■ Data extracted from a collection
------------------------
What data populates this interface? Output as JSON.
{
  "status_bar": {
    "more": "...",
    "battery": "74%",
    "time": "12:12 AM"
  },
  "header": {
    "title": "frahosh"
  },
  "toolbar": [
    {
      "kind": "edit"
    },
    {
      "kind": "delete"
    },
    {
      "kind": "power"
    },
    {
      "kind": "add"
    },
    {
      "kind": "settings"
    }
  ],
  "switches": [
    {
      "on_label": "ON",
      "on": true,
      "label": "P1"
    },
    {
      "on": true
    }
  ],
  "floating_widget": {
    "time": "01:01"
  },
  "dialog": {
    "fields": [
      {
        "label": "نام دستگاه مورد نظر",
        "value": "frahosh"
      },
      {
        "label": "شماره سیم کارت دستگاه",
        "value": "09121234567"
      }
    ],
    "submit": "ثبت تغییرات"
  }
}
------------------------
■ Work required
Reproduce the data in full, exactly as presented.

■ Output for this exercise
What data populates this interface? Output as JSON.
{
  "status_bar": {
    "more": "...",
    "battery": "74%",
    "time": "12:12 AM"
  },
  "header": {
    "title": "frahosh"
  },
  "toolbar": [
    {
      "kind": "edit"
    },
    {
      "kind": "delete"
    },
    {
      "kind": "power"
    },
    {
      "kind": "add"
    },
    {
      "kind": "settings"
    }
  ],
  "switches": [
    {
      "on_label": "ON",
      "on": true,
      "label": "P1"
    },
    {
      "on": true
    }
  ],
  "floating_widget": {
    "time": "01:01"
  },
  "dialog": {
    "fields": [
      {
        "label": "نام دستگاه مورد نظر",
        "value": "frahosh"
      },
      {
        "label": "شماره سیم کارت دستگاه",
        "value": "09121234567"
      }
    ],
    "submit": "ثبت تغییرات"
  }
}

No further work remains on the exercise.